Two rideshare companies, Uber and Lyft, have collaborated with insurance companies, hospitals, and clinics with a ray of hope that they can offer more efficient, non-emergency transport for those who are trying to get to their appointments. Plus, the transport network companies say they can save the U.S. healthcare system a lot of money in doing so.

Megan Callahan, Lyft’s Vice President of health, said, “For the past three years, we’ve been focused on non-emergency transport.

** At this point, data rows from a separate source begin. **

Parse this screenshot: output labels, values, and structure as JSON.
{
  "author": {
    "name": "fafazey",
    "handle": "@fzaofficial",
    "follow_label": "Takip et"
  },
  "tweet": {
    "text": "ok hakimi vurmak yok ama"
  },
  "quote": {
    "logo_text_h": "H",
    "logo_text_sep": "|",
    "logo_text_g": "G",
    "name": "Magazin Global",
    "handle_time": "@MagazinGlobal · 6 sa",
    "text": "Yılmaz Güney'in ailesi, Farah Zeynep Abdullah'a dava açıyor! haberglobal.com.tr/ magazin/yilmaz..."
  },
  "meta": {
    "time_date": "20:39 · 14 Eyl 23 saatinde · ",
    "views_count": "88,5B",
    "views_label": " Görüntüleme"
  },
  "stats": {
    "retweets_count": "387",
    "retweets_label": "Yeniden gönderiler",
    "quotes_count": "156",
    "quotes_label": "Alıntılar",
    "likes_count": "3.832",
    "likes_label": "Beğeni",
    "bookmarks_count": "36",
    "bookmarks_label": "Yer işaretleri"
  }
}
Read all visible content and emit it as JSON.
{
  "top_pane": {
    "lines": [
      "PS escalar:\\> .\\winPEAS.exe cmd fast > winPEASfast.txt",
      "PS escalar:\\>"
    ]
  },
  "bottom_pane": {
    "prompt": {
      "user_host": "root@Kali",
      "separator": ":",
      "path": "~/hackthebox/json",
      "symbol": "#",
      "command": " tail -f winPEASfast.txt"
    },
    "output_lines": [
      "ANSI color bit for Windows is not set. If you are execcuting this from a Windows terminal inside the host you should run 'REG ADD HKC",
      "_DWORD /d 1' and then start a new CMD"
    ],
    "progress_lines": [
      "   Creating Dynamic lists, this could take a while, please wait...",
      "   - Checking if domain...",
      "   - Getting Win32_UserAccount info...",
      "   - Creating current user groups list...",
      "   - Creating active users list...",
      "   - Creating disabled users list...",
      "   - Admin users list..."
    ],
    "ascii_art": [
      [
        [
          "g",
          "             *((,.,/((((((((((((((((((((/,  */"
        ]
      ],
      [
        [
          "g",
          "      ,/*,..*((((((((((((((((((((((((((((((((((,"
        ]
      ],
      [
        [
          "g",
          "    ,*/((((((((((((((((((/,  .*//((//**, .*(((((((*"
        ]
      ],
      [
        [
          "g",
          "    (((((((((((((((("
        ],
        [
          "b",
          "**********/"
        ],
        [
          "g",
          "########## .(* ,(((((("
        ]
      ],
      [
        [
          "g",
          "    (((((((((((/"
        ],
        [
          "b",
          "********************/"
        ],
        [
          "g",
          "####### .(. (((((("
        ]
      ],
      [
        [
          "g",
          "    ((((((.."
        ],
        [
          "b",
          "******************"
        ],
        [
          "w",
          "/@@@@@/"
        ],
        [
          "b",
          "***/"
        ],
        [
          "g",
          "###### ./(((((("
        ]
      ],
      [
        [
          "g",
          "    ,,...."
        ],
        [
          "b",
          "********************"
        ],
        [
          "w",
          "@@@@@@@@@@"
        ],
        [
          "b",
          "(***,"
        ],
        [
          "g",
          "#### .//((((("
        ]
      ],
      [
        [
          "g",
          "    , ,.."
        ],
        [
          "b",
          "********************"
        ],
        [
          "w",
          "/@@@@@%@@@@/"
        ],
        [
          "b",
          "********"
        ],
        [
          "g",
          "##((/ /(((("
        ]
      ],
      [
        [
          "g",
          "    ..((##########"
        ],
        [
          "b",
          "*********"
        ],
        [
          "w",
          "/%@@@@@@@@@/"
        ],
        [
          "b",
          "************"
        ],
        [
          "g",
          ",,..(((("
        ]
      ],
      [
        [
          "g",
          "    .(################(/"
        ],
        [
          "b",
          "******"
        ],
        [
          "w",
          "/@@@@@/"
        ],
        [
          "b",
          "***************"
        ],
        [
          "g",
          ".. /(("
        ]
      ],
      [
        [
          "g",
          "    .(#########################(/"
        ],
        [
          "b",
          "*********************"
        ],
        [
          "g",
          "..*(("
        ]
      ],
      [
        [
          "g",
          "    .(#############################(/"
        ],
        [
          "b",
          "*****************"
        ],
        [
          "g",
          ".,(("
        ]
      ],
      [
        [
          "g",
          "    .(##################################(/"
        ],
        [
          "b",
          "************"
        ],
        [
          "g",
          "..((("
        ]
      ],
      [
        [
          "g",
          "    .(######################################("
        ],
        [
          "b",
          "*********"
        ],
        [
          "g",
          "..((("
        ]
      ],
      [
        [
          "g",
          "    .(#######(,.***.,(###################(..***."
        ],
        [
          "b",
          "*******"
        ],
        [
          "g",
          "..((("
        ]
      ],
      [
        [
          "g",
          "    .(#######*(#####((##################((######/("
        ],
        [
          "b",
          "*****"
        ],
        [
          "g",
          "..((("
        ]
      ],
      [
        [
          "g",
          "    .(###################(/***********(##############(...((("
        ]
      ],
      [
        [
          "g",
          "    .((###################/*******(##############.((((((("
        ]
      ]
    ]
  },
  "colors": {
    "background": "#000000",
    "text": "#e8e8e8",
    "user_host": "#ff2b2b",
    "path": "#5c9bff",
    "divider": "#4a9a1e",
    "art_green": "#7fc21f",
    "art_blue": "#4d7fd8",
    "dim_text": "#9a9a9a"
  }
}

In that time, we’ve seen endless examples of the positive impact transportation can have…not just on improving overall health, but also by saving costs and increasing operational efficiencies for our healthcare partners.”

Earlier this month, Lyft had announced that it has expanded partnership with Medicare Advantage plans from insurance companies Humana and BlueCross BlueShield.

Medicare Advantage is a government program for people who are above 65. Patients enrolled in these insurance plans can access rides to their appointments through Lyft and the rides are billed to their health insurance plan.

Last April, the Centers for Medicare and Medicaid Services announced that it would cover non-emergency transport.

Dan Trigub, the head of business development for Uber Health, said, “We think every rideshare company should provide a way for the healthcare industry to utilize their product. It’s good for Uber, it’s good for the industry.”

Established in February 2018, Uber Health has 1,000 customers so far. Like Lyft, Uber Health is a private product that can be incorporated in the hospital’s electronic medical record system. Trigub said patients do not have to use a smartphone to book a cab; they can call cars directly.

Although this is a significant move from Uber and Lyft, it is unclear what kind of impact they are having on the overall U.S. healthcare system.

It has been found that Lyft rides have been more punctual than non-Lyft providers have. In the first year and a half, there was a 39 percent reduction in the cost of transportation. Likewise, Uber Health saved Boston Medical Center nearly $500,000 by replacing shuttles between clinics and campuses. In fact, patients said they were pretty satisfied with the Uber Health services.

However, according to researchers of the University of Pennsylvania, some patients did not go to more appointments due to rideshare services, suggesting that a more targeted approach is required instead of simply offering them rides.

With so much ruckus of our national health policies, it remains to be uncertain if the Trump administration will slash health budgets, which includes funding for Medicare and Medicaid. We really do not yet know if the privacy concerns, which have plagued rideshare companies will seep into the U.S. healthcare industry.

Nevertheless, it is clear that Uber and Lyft will male more inroads into the U.S. healthcare system as time passes. Callahan said, “I think we are just seeing the beginning of the possibilities here.” The Lyft’s vice president explained that the company is planning to expand beyond healthcare and wellness, offering rides to gyms and grocery stores.

For people who have no access to private or public transport, rideshare proves as important as healthcare itself. Trigub said, “When you look at our aging population, the social isolation, the lack of independence that seniors have.” “We feel Uber gives them that independence.”